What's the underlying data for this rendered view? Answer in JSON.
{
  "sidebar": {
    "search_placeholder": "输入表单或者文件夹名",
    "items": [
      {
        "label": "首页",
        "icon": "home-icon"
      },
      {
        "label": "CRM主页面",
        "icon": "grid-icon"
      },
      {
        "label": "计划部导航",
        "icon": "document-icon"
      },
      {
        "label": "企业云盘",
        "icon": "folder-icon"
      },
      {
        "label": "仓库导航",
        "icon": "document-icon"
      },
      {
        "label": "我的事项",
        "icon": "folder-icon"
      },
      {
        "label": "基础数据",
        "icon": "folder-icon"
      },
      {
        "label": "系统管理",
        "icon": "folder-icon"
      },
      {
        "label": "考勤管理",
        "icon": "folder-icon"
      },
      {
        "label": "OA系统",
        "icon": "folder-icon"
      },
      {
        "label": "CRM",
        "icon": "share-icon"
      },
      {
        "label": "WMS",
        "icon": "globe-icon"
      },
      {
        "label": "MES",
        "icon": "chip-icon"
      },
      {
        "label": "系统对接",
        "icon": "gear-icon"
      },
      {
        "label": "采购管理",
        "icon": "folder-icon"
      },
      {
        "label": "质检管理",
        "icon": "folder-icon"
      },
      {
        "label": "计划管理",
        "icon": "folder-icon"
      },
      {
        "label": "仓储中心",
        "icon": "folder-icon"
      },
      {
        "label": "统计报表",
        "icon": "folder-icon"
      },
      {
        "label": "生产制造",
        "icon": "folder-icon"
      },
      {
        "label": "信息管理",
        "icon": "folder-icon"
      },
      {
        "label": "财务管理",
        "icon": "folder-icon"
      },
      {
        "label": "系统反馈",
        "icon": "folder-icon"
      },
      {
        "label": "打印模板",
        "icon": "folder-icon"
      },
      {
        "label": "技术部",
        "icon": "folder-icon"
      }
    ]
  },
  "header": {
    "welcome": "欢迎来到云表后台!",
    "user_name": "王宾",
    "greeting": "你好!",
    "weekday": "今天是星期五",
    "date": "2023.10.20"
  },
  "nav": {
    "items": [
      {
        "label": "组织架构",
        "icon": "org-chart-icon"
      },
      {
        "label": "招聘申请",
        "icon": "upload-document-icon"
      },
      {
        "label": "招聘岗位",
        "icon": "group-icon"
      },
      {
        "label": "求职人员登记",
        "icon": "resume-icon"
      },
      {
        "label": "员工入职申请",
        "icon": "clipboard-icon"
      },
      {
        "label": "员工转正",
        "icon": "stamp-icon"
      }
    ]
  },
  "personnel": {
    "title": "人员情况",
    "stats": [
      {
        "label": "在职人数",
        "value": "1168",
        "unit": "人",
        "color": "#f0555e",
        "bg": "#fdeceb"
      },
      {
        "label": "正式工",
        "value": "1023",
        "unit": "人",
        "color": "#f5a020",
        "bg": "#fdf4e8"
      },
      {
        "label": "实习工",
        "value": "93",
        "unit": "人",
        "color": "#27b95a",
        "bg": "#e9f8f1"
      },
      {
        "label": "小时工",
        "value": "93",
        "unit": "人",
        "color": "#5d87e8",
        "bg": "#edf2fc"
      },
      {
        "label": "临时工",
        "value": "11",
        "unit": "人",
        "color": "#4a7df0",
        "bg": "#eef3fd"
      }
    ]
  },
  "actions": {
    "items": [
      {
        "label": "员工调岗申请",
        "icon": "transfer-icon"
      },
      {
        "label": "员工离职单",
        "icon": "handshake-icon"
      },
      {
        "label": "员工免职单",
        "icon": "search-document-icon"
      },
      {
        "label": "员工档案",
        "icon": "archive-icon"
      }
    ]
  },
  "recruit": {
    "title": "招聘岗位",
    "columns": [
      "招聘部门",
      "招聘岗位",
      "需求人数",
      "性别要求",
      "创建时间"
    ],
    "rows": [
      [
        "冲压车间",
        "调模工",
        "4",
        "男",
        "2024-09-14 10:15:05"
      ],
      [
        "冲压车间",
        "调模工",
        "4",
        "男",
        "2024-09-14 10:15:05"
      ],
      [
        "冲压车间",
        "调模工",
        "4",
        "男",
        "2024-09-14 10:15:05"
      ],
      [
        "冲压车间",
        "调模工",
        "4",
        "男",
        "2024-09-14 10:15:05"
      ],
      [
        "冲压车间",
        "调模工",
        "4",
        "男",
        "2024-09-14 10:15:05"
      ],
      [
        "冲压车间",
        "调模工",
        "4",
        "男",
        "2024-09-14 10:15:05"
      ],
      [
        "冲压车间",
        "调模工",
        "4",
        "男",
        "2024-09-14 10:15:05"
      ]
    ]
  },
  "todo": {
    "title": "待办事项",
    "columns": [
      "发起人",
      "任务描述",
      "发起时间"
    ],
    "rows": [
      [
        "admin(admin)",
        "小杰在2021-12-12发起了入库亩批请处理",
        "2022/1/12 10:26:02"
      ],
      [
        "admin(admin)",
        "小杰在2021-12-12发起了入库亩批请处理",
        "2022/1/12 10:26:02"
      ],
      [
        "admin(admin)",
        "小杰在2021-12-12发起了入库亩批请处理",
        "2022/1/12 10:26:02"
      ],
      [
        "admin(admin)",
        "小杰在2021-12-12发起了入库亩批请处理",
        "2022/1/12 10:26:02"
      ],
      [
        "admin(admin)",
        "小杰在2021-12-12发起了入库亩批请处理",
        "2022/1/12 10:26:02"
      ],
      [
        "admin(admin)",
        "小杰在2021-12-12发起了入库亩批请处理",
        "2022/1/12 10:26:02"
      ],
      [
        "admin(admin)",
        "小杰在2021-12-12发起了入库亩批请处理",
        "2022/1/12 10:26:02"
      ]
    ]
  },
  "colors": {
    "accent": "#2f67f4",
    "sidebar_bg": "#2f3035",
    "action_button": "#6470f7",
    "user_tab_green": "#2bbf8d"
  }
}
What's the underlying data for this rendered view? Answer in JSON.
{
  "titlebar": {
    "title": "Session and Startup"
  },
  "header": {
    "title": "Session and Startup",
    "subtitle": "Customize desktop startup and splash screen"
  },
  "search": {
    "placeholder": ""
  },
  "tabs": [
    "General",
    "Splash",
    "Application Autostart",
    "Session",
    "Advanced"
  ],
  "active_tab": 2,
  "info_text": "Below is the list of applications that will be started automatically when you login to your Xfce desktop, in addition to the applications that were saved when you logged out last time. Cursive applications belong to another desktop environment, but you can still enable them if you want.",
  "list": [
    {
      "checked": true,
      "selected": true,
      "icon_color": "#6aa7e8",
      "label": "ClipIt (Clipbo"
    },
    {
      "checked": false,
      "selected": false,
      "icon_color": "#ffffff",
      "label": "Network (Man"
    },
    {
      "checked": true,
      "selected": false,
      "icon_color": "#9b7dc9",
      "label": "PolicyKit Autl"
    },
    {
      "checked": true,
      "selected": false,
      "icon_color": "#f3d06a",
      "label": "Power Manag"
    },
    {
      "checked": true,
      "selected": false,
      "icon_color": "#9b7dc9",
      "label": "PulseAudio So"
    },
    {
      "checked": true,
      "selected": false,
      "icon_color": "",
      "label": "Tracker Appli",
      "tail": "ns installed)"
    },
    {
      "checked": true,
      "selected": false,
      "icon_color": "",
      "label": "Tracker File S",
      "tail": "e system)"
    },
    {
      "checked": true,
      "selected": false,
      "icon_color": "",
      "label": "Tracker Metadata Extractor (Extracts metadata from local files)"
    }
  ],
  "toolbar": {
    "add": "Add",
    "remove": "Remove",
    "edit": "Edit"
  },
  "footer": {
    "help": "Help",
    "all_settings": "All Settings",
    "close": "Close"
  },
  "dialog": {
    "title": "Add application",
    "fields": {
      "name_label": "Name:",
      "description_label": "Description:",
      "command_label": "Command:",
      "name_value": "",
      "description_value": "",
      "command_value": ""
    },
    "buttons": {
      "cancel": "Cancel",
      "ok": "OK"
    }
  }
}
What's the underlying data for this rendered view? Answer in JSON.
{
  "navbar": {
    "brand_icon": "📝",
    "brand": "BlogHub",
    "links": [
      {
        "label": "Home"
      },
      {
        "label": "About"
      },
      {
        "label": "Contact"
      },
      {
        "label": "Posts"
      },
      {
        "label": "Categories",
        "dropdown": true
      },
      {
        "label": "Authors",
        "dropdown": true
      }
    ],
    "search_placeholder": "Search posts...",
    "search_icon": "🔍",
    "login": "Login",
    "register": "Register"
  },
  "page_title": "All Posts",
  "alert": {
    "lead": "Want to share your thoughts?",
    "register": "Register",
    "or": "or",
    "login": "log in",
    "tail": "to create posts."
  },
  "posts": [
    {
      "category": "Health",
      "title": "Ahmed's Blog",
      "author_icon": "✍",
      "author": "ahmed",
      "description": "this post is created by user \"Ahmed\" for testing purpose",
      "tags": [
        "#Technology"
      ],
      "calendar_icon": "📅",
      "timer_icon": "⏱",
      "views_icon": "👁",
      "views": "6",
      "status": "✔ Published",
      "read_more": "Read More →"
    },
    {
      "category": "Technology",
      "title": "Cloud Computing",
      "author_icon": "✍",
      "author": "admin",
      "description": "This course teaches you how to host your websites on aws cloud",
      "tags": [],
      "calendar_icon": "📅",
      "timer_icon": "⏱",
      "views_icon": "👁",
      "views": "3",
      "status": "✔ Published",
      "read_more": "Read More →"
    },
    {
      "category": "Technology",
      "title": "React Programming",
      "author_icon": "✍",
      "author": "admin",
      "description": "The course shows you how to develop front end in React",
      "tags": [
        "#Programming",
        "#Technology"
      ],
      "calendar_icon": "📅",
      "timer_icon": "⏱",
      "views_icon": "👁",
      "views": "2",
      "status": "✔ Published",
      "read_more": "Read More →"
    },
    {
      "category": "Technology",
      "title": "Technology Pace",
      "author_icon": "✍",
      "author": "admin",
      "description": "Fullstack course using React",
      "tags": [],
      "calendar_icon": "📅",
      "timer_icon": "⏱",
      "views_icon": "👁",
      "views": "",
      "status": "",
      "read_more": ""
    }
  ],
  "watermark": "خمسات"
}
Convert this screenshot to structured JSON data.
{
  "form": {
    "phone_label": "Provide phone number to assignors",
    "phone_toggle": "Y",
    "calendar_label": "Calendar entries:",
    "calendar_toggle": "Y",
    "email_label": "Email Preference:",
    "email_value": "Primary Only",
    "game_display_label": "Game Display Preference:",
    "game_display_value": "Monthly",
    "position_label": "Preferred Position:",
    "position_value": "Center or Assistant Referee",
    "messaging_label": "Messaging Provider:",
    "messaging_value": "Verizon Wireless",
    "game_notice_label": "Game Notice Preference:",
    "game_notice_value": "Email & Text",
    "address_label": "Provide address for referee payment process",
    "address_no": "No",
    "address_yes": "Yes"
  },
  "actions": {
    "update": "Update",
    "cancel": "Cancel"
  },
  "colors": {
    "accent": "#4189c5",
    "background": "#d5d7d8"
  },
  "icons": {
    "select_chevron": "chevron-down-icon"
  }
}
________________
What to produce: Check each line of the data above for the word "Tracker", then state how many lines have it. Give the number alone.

Result below: 3